What Is the Revenue Act of 1862?
The Revenue Act of 1862 was an expansion of the first U.S. income tax established under the previous Revenue Act of 1861. It was passed to raise additional federal revenue to fund the war against the Confederate States of America during the American Civil War. It is notable for introducing the first progressive income tax in the U.S. and for establishing a separate federal tax bureaucracy that would eventually become the modern Internal Revenue Service (IRS).
- The Revenue Act of 1862 was a U.S. federal law to fund the war against the Southern States.
- The Revenue Act of 1862 revised and expanded the previous Revenue Act of 1861 to raise additional revenue as it had become apparent that the war would last longer and cost more than initially hoped.
- This act is notable for its dramatic expansion of goods and services subject to federal excise, the introduction of the first progressive income tax, and the establishment of a centralized federal tax bureaucracy.
Understanding the Revenue Act of 1862
As the American Civil War dragged into a second year in 1862, the U.S. federal government recognized a need to raise more revenue for additional troops, munitions, and other wartime expenditures. The Revenue Act of 1861, passed the previous year, had already introduced the first direct federal income tax to help fund the war. After a series of indecisive battles through 1861 and the first half of 1862, it had become clear that the war would last longer—and cost more—than President Lincoln had originally hoped.
The American Civil War commenced in 1861 with the secession of many southern states, referred to as the Confederate States of America. There had been economic issues in the years leading up to the war and the federal government was already in need of funding. After its first attempt to fund the war, economic conditions worsened in the North. The Revenue Act of 1861 had levied the first-ever income tax on American citizens. The act taxed imports, provided for a direct land tax, and imposed a tax of 3% on individual incomes over $800.
Against this background, Congress passed the Revenue Act of 1862 to expand federal tax revenue to support the war effort. The act replaced the 3% tax on incomes above $800 under the 1861 act (which had not even been collected yet) with a progressive tax of 3% on incomes between $600 and $10,000 and a 5% tax on incomes over $10,000.
The new act also had hefty taxes on alcohol and tobacco products. The income tax rates of the Revenue Act of 1862 were later increased with the Revenue Act of 1864. More income tax brackets and higher tax rates were added in 1864. The income tax was later repealed in 1872 and reintroduced in 1913 with the ratification of the 16th Amendment.
The 1862 act also dramatically expanded the range of goods subject to federal excise taxes, which had previously been restricted to mostly luxury and "sin" items. The new act now levied federal excises on everything from jugglers to medicines and a wide range of goods and services in between, including manufactured goods; raw materials such as iron, feathers, and leather; and licenses for all kinds of professions. After the war, excise taxes were cut back to apply primarily to alcohol and tobacco sales.
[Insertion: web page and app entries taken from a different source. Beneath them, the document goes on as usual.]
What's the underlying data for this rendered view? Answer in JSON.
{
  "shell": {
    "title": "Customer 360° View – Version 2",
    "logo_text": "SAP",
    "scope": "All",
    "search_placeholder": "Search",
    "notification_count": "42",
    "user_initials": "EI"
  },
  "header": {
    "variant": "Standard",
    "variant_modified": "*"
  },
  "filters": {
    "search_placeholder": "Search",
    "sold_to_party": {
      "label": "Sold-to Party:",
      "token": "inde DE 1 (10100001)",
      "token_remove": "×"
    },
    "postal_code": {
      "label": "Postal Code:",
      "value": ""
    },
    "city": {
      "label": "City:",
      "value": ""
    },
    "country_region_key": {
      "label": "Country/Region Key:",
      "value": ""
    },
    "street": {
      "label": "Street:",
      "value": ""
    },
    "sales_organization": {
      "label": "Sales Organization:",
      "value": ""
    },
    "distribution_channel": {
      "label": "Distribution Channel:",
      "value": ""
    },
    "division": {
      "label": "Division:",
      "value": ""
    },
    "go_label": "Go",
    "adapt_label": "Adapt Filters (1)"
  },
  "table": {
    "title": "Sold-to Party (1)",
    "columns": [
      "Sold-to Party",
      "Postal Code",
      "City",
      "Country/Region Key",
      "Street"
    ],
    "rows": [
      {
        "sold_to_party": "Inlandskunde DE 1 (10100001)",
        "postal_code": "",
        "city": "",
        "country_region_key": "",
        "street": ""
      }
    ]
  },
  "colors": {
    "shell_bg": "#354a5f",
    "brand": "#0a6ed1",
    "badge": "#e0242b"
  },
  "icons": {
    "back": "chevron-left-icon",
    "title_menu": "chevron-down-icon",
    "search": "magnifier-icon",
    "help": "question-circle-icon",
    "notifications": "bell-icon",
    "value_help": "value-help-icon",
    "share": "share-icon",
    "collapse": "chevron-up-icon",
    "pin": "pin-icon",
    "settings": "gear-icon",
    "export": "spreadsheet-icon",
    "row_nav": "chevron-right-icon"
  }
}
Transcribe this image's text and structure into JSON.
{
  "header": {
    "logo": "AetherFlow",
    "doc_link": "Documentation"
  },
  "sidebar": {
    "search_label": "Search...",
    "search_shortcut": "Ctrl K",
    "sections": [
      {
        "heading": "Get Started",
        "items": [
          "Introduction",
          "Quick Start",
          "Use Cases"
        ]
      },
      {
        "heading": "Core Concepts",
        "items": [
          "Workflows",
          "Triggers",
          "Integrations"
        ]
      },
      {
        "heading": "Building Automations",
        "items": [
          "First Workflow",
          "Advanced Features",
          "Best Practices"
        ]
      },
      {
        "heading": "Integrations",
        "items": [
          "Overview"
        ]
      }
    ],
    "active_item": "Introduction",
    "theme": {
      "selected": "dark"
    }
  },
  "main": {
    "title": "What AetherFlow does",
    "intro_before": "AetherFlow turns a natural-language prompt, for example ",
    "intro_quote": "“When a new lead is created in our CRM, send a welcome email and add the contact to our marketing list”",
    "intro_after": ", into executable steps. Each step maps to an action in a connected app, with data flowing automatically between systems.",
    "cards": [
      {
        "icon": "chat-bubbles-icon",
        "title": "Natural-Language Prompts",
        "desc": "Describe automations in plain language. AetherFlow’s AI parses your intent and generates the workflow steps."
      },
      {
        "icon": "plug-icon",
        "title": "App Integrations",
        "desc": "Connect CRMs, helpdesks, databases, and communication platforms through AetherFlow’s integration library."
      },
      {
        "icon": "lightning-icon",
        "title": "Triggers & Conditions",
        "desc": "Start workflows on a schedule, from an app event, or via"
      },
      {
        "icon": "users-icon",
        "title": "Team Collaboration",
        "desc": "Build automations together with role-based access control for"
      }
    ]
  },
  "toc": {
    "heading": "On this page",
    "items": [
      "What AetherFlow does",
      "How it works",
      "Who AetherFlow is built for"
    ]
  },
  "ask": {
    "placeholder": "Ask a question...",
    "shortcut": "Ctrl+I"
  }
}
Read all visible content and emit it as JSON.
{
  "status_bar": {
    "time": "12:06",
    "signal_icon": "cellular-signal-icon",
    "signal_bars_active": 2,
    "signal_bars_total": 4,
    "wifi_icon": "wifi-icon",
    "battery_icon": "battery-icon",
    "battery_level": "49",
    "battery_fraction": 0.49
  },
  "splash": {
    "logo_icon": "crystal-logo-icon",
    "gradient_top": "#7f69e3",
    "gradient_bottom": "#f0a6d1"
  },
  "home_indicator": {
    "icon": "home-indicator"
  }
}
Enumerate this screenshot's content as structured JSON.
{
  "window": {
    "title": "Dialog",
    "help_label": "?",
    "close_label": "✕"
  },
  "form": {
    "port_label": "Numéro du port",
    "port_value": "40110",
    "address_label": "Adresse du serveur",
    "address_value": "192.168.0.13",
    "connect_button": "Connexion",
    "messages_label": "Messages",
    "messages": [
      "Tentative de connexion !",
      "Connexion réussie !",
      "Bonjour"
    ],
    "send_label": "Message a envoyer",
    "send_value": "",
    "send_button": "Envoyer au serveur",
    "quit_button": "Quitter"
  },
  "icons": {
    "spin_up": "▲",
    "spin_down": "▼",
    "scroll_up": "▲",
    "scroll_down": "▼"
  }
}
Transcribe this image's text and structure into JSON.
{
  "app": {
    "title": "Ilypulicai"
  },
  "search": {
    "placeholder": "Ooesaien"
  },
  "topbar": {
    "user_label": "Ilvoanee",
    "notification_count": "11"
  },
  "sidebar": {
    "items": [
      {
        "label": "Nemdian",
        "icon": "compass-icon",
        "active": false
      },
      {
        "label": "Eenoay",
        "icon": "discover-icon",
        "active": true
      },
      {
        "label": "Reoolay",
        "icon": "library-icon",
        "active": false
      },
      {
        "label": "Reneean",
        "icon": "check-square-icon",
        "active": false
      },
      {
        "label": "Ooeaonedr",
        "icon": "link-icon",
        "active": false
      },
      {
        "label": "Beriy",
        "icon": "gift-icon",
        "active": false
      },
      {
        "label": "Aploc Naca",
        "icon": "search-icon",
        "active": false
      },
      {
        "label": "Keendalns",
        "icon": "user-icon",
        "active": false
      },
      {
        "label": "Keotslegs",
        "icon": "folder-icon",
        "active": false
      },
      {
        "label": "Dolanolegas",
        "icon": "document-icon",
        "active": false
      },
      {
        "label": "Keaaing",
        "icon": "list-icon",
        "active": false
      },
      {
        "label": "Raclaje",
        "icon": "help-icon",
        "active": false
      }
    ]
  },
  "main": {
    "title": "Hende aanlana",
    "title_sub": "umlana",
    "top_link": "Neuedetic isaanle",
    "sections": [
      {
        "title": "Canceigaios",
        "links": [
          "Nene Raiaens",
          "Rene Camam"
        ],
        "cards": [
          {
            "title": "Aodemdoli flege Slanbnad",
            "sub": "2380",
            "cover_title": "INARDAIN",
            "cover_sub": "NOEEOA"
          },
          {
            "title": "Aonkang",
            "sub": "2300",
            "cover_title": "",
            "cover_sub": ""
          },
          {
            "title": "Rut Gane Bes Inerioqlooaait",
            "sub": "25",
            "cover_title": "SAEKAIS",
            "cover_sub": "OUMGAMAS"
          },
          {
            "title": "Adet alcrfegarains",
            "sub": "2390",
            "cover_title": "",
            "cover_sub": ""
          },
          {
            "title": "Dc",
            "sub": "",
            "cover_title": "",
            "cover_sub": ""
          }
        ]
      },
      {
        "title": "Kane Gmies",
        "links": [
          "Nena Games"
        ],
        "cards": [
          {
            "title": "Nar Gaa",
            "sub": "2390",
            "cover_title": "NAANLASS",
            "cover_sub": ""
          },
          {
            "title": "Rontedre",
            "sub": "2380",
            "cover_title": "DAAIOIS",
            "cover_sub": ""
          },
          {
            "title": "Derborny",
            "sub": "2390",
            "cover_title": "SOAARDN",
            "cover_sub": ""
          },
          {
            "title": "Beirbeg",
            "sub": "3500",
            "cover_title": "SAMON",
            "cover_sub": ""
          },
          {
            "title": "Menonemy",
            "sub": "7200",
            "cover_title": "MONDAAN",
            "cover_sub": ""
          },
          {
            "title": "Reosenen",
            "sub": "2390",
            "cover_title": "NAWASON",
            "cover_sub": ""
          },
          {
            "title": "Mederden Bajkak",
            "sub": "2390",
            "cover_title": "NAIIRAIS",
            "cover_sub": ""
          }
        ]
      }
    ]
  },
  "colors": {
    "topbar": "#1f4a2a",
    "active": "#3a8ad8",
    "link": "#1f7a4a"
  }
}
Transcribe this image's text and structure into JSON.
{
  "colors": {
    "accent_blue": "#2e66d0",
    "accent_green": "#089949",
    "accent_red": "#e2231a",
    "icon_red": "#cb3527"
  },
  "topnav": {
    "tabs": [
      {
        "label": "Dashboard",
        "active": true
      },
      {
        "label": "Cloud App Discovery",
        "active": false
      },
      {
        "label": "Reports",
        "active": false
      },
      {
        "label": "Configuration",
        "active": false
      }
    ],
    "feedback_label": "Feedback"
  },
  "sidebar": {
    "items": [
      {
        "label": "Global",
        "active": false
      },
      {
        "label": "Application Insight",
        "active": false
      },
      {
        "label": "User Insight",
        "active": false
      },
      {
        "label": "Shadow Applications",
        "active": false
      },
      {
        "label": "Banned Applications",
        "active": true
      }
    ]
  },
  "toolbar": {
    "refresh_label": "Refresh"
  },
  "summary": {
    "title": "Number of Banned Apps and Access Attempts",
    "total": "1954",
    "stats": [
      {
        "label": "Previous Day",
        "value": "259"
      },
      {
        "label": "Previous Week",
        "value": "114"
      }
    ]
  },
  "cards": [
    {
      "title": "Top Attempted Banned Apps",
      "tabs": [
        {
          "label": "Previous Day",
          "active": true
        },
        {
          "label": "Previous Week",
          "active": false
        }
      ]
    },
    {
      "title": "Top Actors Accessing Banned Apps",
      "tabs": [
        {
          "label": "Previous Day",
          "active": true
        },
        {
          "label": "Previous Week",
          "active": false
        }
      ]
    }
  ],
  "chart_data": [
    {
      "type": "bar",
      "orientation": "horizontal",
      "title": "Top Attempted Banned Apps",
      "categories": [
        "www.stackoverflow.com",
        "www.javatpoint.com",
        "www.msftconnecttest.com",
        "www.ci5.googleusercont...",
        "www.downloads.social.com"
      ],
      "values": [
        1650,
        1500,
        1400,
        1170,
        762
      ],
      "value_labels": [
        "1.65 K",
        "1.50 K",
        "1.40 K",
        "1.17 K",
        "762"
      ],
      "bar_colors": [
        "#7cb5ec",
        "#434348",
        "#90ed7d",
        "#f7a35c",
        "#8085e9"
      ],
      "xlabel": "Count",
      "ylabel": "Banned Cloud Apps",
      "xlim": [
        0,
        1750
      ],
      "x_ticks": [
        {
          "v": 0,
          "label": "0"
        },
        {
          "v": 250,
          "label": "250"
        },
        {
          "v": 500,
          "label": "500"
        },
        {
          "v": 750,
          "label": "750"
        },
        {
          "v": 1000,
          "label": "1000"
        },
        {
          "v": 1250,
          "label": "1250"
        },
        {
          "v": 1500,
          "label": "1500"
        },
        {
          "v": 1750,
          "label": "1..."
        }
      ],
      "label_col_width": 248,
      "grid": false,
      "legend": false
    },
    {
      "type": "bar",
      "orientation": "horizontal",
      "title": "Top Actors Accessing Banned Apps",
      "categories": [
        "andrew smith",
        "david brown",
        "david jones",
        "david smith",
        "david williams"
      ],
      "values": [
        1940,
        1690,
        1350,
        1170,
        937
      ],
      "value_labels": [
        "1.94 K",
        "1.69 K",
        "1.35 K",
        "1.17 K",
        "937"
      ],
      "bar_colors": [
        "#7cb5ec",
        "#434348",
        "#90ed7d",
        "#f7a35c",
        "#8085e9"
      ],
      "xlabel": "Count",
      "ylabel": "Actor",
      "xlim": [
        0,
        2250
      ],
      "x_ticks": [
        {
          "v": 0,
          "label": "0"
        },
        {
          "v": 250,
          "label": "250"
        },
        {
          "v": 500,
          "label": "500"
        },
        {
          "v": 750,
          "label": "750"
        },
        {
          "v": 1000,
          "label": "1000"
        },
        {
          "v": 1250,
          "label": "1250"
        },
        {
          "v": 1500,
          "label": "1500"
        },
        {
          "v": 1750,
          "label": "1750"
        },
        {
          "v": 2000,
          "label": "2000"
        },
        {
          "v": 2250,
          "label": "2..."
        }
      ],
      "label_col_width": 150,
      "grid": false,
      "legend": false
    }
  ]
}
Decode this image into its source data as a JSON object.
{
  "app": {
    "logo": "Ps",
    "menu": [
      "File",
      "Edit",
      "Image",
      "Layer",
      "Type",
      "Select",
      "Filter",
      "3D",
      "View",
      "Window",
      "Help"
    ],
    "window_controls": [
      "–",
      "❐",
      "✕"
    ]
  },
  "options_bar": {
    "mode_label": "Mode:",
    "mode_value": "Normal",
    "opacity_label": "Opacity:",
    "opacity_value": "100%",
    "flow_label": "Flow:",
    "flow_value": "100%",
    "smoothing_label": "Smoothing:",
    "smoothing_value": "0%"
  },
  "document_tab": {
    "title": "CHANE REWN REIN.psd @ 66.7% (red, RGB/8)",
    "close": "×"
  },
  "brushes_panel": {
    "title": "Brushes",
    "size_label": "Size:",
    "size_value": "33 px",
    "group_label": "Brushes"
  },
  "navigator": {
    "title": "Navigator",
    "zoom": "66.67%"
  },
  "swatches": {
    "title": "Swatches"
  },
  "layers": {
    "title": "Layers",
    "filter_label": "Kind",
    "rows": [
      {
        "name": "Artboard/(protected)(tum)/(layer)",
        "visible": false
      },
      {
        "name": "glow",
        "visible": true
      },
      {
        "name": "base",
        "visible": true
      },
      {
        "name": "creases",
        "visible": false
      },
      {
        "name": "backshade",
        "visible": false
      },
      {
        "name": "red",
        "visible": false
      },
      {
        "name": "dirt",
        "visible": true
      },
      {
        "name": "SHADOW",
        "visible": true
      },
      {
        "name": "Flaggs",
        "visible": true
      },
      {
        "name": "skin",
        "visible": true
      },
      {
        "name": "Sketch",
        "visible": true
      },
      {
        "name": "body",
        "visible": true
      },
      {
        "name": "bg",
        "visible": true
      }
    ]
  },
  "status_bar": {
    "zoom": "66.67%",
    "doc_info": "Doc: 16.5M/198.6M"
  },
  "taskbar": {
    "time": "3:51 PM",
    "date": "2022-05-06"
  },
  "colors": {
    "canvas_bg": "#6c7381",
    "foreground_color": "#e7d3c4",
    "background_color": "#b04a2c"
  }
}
The act created the Office of the Commissioner of Internal Revenue to administer and enforce the new federal taxes. The 1861 act had given the president the authority to appoint one assessor and one collector for each state, but the U.S. government otherwise lacked a centralized federal bureaucracy to collect and administer the new taxes. The federal government left it up to the states to enforce the tax at their discretion.
In order to standardize and enforce compliance with the new taxes, the Commissioner of Internal Revenue was empowered to publish regulations, forms, and instructions for the tax and to carry out other actions to put the act into effect. The Bureau of Internal Revenue is known today as the Internal Revenue Service (IRS). The name was changed to emphasize a greater focus on serving the public rather than merely collecting taxes.